[Data records for software interfaces]
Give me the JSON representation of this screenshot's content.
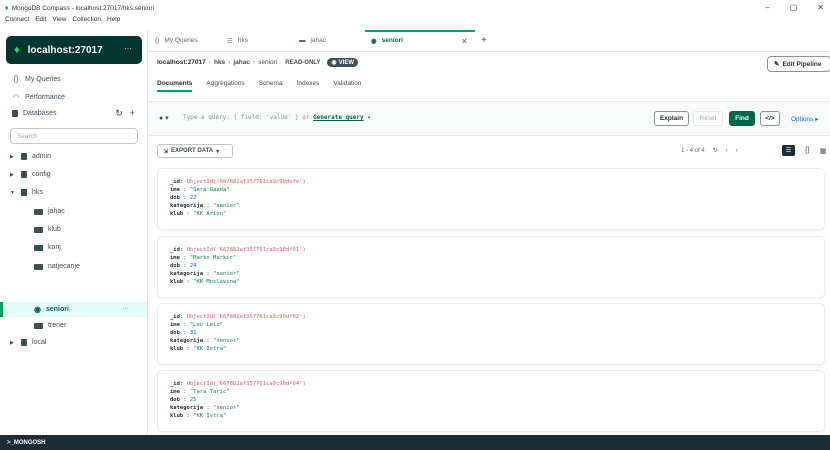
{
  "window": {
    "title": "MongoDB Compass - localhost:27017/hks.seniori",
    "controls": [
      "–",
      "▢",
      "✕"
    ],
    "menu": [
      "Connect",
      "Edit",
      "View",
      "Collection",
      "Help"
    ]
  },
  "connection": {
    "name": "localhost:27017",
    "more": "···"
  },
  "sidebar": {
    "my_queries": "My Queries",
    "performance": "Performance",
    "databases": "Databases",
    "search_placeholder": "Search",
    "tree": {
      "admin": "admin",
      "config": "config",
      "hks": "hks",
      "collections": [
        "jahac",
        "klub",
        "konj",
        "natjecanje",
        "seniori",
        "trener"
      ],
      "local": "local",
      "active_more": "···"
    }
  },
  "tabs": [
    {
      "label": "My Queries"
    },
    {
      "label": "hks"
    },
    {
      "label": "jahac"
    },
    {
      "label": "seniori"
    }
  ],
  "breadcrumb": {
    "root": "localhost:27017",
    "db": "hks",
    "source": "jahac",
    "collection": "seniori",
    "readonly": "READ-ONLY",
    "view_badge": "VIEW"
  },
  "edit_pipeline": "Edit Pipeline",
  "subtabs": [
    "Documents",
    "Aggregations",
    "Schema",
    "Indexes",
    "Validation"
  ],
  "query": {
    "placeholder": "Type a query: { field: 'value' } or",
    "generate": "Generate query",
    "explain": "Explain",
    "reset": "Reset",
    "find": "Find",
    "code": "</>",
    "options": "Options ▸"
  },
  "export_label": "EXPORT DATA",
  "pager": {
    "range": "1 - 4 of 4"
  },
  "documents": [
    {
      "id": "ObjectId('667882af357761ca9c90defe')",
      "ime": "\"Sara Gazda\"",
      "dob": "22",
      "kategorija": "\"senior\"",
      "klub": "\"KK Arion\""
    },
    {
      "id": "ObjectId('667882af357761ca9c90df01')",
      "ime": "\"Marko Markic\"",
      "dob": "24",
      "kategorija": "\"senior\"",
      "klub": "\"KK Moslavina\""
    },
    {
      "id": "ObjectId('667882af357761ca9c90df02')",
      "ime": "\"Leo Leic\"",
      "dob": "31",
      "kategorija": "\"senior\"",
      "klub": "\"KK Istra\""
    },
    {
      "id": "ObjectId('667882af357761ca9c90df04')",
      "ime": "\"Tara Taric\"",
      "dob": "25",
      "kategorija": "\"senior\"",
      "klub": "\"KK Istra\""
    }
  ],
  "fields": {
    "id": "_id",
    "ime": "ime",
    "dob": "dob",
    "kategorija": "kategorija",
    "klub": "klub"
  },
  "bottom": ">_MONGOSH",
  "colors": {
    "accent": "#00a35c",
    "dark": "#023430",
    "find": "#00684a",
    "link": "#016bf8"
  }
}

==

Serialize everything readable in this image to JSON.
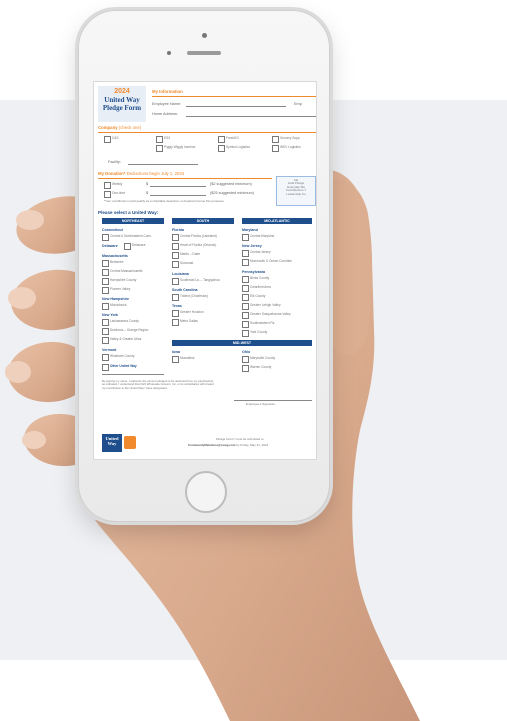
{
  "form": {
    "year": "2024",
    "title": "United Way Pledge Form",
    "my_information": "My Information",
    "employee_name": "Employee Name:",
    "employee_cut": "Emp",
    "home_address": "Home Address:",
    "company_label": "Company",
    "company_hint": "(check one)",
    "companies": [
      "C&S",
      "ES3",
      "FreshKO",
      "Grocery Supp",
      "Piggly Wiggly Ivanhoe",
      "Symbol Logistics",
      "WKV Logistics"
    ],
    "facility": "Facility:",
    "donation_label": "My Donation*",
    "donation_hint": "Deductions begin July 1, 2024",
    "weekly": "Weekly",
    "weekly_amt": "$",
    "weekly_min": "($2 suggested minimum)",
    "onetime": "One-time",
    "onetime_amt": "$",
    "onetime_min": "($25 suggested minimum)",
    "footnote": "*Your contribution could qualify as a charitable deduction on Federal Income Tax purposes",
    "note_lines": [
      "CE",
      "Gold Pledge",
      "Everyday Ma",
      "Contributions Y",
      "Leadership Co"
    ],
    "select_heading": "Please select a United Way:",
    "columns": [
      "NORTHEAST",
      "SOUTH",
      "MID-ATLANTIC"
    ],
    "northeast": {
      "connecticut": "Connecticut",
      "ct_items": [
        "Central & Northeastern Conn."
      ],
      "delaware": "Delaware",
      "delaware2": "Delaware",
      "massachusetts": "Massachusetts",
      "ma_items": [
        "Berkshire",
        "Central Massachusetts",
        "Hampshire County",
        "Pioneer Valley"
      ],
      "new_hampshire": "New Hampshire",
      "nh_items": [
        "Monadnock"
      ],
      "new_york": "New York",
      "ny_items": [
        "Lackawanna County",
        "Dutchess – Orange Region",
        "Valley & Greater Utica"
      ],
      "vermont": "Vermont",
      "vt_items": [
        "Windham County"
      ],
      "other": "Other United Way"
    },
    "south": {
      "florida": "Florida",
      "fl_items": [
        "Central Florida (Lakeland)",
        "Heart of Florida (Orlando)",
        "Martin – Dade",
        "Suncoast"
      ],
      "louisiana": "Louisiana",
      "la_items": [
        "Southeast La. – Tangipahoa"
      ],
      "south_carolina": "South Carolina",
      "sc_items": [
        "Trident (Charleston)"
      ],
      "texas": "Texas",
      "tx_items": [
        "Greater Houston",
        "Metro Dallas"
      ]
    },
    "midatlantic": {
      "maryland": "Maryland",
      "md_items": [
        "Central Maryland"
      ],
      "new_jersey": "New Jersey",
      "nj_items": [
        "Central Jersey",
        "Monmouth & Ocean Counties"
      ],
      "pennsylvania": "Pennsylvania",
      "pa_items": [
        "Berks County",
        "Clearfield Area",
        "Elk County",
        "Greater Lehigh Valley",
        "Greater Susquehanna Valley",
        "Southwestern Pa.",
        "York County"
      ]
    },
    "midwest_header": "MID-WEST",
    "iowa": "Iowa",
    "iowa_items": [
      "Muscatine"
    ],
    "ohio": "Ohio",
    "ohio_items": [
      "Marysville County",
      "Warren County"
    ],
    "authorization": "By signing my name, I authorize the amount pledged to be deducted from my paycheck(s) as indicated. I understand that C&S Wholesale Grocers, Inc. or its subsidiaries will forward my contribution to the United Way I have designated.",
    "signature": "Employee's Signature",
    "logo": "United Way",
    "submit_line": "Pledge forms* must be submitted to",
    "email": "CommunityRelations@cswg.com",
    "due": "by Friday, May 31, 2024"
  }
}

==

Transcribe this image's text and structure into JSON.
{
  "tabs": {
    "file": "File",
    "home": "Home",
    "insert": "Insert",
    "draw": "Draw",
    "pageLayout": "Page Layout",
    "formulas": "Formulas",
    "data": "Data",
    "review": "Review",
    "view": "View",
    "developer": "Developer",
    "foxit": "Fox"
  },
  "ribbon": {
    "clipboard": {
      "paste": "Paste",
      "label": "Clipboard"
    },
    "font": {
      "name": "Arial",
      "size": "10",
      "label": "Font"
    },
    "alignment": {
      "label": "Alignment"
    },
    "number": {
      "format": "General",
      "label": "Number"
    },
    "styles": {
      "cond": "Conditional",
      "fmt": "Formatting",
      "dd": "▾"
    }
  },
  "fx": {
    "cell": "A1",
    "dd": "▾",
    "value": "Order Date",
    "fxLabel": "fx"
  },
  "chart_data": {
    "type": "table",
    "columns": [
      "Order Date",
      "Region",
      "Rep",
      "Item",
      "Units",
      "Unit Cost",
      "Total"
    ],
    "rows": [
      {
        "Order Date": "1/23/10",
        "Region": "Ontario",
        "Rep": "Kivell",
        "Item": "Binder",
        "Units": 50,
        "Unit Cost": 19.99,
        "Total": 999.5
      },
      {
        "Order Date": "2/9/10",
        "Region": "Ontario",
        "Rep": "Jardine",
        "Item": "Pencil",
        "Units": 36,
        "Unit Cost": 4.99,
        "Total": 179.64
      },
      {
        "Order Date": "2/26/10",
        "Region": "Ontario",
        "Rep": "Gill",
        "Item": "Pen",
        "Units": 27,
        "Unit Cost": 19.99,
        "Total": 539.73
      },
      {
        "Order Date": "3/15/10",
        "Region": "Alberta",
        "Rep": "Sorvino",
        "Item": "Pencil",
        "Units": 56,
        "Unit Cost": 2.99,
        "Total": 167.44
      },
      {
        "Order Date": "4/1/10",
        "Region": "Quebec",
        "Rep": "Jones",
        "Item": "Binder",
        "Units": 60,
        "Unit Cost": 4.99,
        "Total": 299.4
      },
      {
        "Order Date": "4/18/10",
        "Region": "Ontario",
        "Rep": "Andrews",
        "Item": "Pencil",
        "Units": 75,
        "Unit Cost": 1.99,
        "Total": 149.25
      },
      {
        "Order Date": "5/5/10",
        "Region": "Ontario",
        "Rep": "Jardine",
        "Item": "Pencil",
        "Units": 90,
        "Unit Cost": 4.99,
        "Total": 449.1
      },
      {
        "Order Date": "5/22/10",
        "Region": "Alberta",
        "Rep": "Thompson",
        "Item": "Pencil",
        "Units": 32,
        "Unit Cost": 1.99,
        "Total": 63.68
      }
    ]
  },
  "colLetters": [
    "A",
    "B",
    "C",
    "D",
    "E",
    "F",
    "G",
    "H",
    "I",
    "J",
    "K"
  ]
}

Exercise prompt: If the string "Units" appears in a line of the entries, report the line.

Result of this exercise:
      "Units",
        "Units": 50,
        "Units": 36,
        "Units": 27,
        "Units": 56,
        "Units": 60,
        "Units": 75,
        "Units": 90,
        "Units": 32,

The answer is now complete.